Dr. Fielding reviewed the proposed definition of objective. He noted that it does not specify that the objectives are national, and felt it was important to add this concept. Also, every state should be setting objectives that are mindful of the national objectives. He asked if anyone disagreed with this definition of “objective.” No Committee members voiced disagreement. Dr. Fielding indicated that the Committee would adopt the definition, “National objectives are specific, measurable, and realistic statements of intended outcomes over a stated period of time (by 2020).”

Definition of the Term, “Target”

Dr. Fielding then reviewed a proposed definition of the term “target.”

  • A “target” is the level of progress or performance expected for an objective.
  • “Target-setting” involves the methods used to select the value for a target.

He felt that the definition should be revised to state that a target is the level of progress for an objective or a subobjective. He felt that the definition of “target-setting” makes sense, and asked if anyone disagreed with either definition. No Committee members voiced disagreement. The Committee adopted the definition, “A target is the level of progress or performance expected for an objective or subobjective.”

Dr. Kumanyika indicated that many issues have been raised around target setting, as discussed in the briefing book materials. Why were Healthy People targets not met in previous decades? How can those reasons inform current target-setting efforts? Dr. Fielding agreed that this is a critical issue, adding that the methods used to set targets should be transparent. It should be clear if targets are being set by expert opinion because we don’t know which interventions would work, versus being set through application of the best evidence. Dr. Fielding added that being clear about who was involved in the target-setting process is part of transparency. A Committee member commented that there should be a role for communities in setting targets to ensure that community groups and the public have ownership of Healthy People 2020.

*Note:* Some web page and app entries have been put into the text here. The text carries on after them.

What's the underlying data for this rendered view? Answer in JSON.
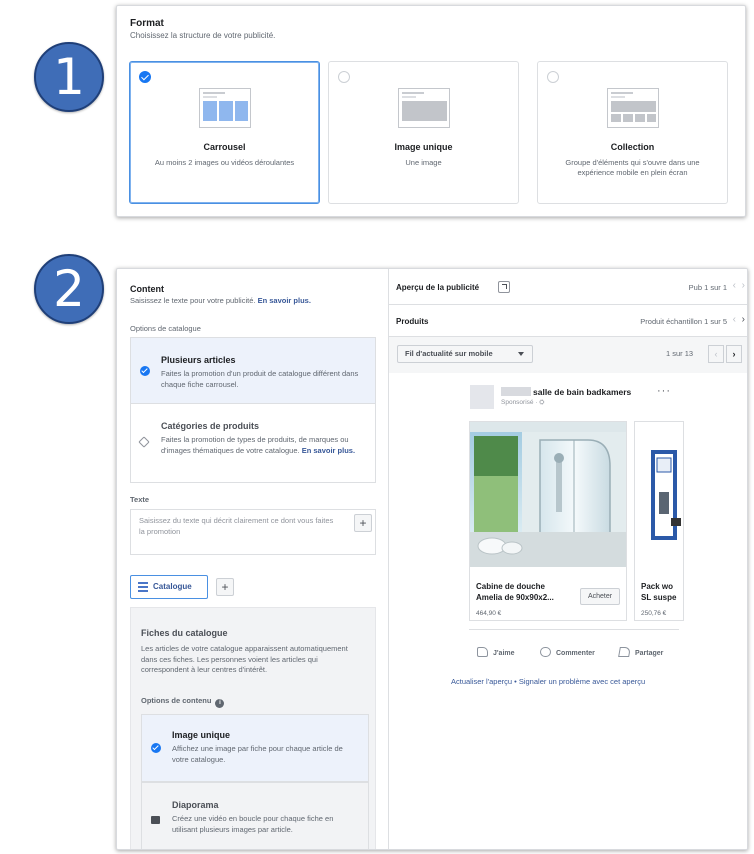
{
  "steps": {
    "one": "1",
    "two": "2"
  },
  "format": {
    "title": "Format",
    "subtitle": "Choisissez la structure de votre publicité.",
    "options": [
      {
        "label": "Carrousel",
        "description": "Au moins 2 images ou vidéos déroulantes",
        "selected": true
      },
      {
        "label": "Image unique",
        "description": "Une image",
        "selected": false
      },
      {
        "label": "Collection",
        "description": "Groupe d'éléments qui s'ouvre dans une expérience mobile en plein écran",
        "selected": false
      }
    ]
  },
  "content": {
    "title": "Content",
    "subtitle_text": "Saisissez le texte pour votre publicité.",
    "subtitle_link": "En savoir plus.",
    "catalog_options_label": "Options de catalogue",
    "catalog_options": [
      {
        "name": "Plusieurs articles",
        "description": "Faites la promotion d'un produit de catalogue différent dans chaque fiche carrousel.",
        "selected": true,
        "icon": "check-icon"
      },
      {
        "name": "Catégories de produits",
        "description_text": "Faites la promotion de types de produits, de marques ou d'images thématiques de votre catalogue.",
        "description_link": "En savoir plus.",
        "selected": false,
        "icon": "tag-icon"
      }
    ],
    "text_label": "Texte",
    "text_placeholder": "Saisissez du texte qui décrit clairement ce dont vous faites la promotion",
    "plus_symbol": "+",
    "tab_catalog": "Catalogue",
    "fiches": {
      "title": "Fiches du catalogue",
      "description": "Les articles de votre catalogue apparaissent automatiquement dans ces fiches. Les personnes voient les articles qui correspondent à leur centres d'intérêt.",
      "content_options_label": "Options de contenu",
      "info_symbol": "i",
      "options": [
        {
          "name": "Image unique",
          "description": "Affichez une image par fiche pour chaque article de votre catalogue.",
          "selected": true,
          "icon": "check-icon"
        },
        {
          "name": "Diaporama",
          "description": "Créez une vidéo en boucle pour chaque fiche en utilisant plusieurs images par article.",
          "selected": false,
          "icon": "stack-icon"
        }
      ]
    }
  },
  "preview": {
    "title": "Aperçu de la publicité",
    "pub_counter": "Pub 1 sur 1",
    "products_label": "Produits",
    "sample_counter": "Produit échantillon 1 sur 5",
    "placement": "Fil d'actualité sur mobile",
    "page_counter": "1 sur 13",
    "chevron_left": "‹",
    "chevron_right": "›",
    "post": {
      "page_name": "salle de bain badkamers",
      "sponsored": "Sponsorisé · ⛭",
      "more": "···",
      "cards": [
        {
          "title_line1": "Cabine de douche",
          "title_line2": "Amelia de 90x90x2...",
          "price": "464,90 €",
          "cta": "Acheter"
        },
        {
          "title_line1": "Pack wo",
          "title_line2": "SL suspe",
          "price": "250,76 €"
        }
      ],
      "like": "J'aime",
      "comment": "Commenter",
      "share": "Partager"
    },
    "footer_refresh": "Actualiser l'aperçu",
    "footer_sep": " • ",
    "footer_report": "Signaler un problème avec cet aperçu"
  },
  "colors": {
    "accent": "#1877f2",
    "link": "#385898",
    "badge": "#3f6db7",
    "selected_bg": "#edf2fb"
  }
}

Dr. Fielding suggested there should be a logic model for everything that Healthy People does, an objective or a target, to clarify where Healthy People is trying to intervene in the process and what outcomes are expected. Without a logic model, the thinking can be unclear. He also suggested that in setting targets, one should look at the effects of targets on multiple outcomes. Effective interventions could be expected to affect multiple topic areas, so it is important to look at how such interventions would cut across topic areas. A Committee member agreed that logic models should be used, but said they need not be complicated. Simply showing how an objective that is focused on determinants links to outcomes, and vice-versa, would be a useful way to employ the framework. Logic models will require integration across topic areas, and topics are scattered across a continuum (i.e., from downstream to upstream).